Brief: Would you copy the entries that follow exactly, leaving out every picture?

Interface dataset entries
◆ ◆ ◆ ◆ ◆

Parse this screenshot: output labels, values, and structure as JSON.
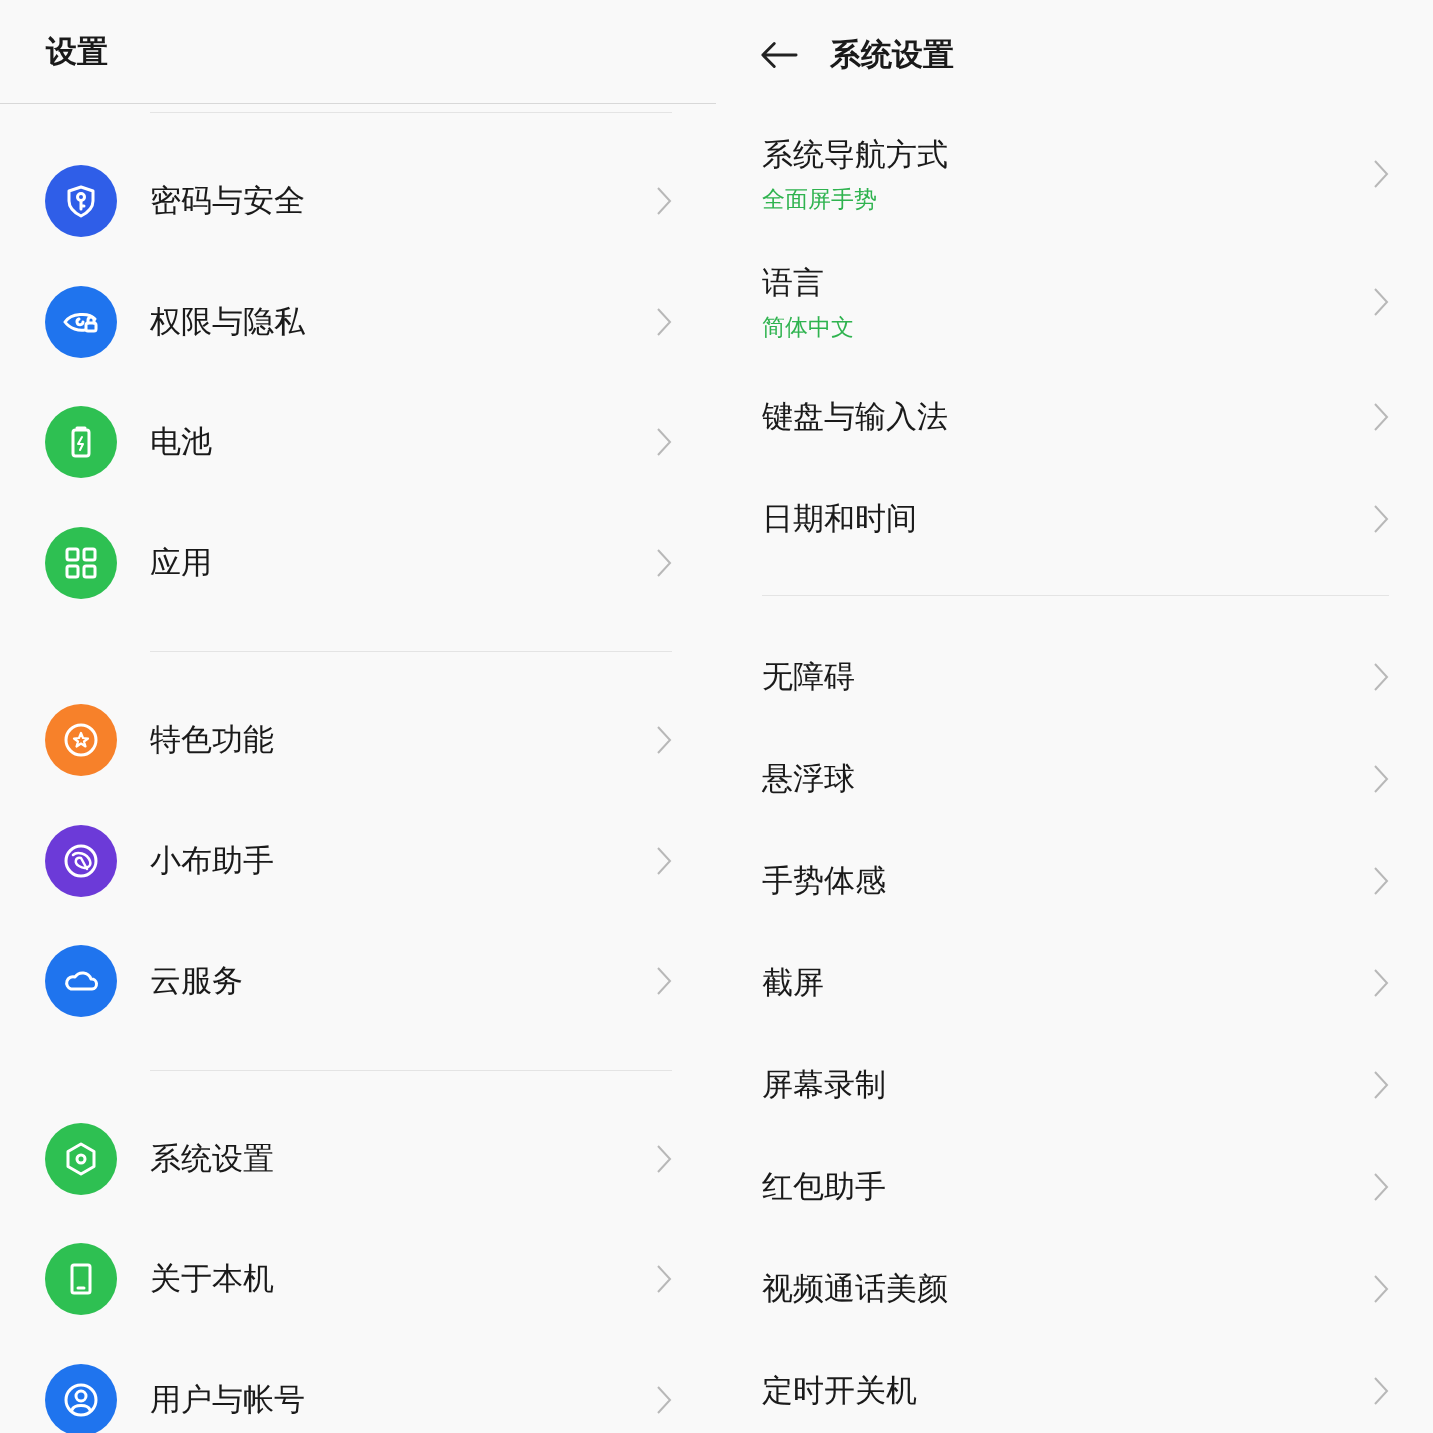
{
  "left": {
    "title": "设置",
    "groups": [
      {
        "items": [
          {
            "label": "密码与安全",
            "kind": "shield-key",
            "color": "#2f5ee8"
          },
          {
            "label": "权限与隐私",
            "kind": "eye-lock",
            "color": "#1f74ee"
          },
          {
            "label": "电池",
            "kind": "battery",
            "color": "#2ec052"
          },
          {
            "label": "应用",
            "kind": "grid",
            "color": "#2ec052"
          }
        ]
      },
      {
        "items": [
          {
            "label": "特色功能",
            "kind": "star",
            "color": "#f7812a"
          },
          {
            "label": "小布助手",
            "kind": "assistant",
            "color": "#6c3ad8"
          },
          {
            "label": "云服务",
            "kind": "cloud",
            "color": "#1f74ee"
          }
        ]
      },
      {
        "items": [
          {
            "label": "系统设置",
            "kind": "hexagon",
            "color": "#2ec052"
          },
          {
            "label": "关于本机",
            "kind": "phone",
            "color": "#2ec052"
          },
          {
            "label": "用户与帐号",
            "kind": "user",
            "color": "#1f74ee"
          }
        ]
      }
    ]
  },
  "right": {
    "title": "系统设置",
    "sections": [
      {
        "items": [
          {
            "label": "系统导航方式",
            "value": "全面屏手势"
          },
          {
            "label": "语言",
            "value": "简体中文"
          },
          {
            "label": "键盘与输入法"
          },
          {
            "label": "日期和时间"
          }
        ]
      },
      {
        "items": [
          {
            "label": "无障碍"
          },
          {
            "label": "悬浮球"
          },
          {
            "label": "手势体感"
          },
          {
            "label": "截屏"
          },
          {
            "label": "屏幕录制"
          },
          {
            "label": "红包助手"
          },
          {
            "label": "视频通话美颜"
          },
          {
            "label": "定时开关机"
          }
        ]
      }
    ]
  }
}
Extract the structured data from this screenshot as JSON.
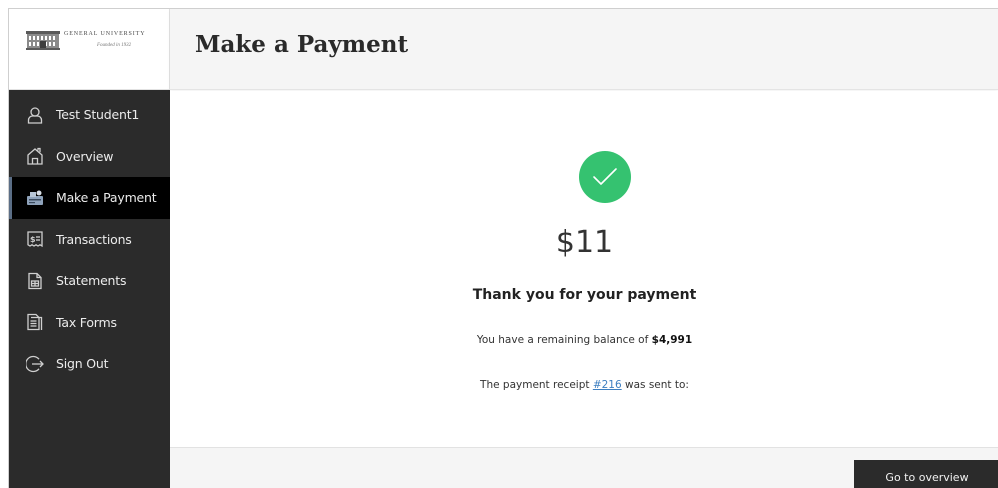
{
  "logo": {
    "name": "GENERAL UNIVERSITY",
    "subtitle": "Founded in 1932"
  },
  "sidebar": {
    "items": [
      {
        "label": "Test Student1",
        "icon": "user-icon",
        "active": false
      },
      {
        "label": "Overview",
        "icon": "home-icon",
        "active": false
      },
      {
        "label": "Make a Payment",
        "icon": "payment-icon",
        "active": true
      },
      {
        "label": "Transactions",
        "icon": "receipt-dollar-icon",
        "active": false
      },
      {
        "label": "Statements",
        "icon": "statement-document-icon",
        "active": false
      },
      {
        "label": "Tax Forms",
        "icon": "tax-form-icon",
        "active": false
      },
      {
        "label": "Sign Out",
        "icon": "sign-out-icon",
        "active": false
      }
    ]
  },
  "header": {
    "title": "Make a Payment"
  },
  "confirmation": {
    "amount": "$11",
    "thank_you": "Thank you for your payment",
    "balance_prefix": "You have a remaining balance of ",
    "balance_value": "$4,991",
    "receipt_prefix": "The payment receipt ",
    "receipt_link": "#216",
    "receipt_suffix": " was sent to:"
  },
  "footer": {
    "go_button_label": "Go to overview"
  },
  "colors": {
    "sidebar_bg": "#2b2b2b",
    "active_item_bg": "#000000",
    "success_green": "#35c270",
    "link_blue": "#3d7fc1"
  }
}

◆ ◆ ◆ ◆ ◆

Solution to the exercise:
Parse this screenshot: output labels, values, and structure as JSON.
{
  "left": {
    "title": "设置",
    "groups": [
      {
        "items": [
          {
            "label": "密码与安全",
            "kind": "shield-key",
            "color": "#2f5ee8"
          },
          {
            "label": "权限与隐私",
            "kind": "eye-lock",
            "color": "#1f74ee"
          },
          {
            "label": "电池",
            "kind": "battery",
            "color": "#2ec052"
          },
          {
            "label": "应用",
            "kind": "grid",
            "color": "#2ec052"
          }
        ]
      },
      {
        "items": [
          {
            "label": "特色功能",
            "kind": "star",
            "color": "#f7812a"
          },
          {
            "label": "小布助手",
            "kind": "assistant",
            "color": "#6c3ad8"
          },
          {
            "label": "云服务",
            "kind": "cloud",
            "color": "#1f74ee"
          }
        ]
      },
      {
        "items": [
          {
            "label": "系统设置",
            "kind": "hexagon",
            "color": "#2ec052"
          },
          {
            "label": "关于本机",
            "kind": "phone",
            "color": "#2ec052"
          },
          {
            "label": "用户与帐号",
            "kind": "user",
            "color": "#1f74ee"
          }
        ]
      }
    ]
  },
  "right": {
    "title": "系统设置",
    "sections": [
      {
        "items": [
          {
            "label": "系统导航方式",
            "value": "全面屏手势"
          },
          {
            "label": "语言",
            "value": "简体中文"
          },
          {
            "label": "键盘与输入法"
          },
          {
            "label": "日期和时间"
          }
        ]
      },
      {
        "items": [
          {
            "label": "无障碍"
          },
          {
            "label": "悬浮球"
          },
          {
            "label": "手势体感"
          },
          {
            "label": "截屏"
          },
          {
            "label": "屏幕录制"
          },
          {
            "label": "红包助手"
          },
          {
            "label": "视频通话美颜"
          },
          {
            "label": "定时开关机"
          }
        ]
      }
    ]
  }
}
Extract the structured data from this screenshot as JSON.
{
  "logo": {
    "name": "GENERAL UNIVERSITY",
    "subtitle": "Founded in 1932"
  },
  "sidebar": {
    "items": [
      {
        "label": "Test Student1",
        "icon": "user-icon",
        "active": false
      },
      {
        "label": "Overview",
        "icon": "home-icon",
        "active": false
      },
      {
        "label": "Make a Payment",
        "icon": "payment-icon",
        "active": true
      },
      {
        "label": "Transactions",
        "icon": "receipt-dollar-icon",
        "active": false
      },
      {
        "label": "Statements",
        "icon": "statement-document-icon",
        "active": false
      },
      {
        "label": "Tax Forms",
        "icon": "tax-form-icon",
        "active": false
      },
      {
        "label": "Sign Out",
        "icon": "sign-out-icon",
        "active": false
      }
    ]
  },
  "header": {
    "title": "Make a Payment"
  },
  "confirmation": {
    "amount": "$11",
    "thank_you": "Thank you for your payment",
    "balance_prefix": "You have a remaining balance of ",
    "balance_value": "$4,991",
    "receipt_prefix": "The payment receipt ",
    "receipt_link": "#216",
    "receipt_suffix": " was sent to:"
  },
  "footer": {
    "go_button_label": "Go to overview"
  },
  "colors": {
    "sidebar_bg": "#2b2b2b",
    "active_item_bg": "#000000",
    "success_green": "#35c270",
    "link_blue": "#3d7fc1"
  }
}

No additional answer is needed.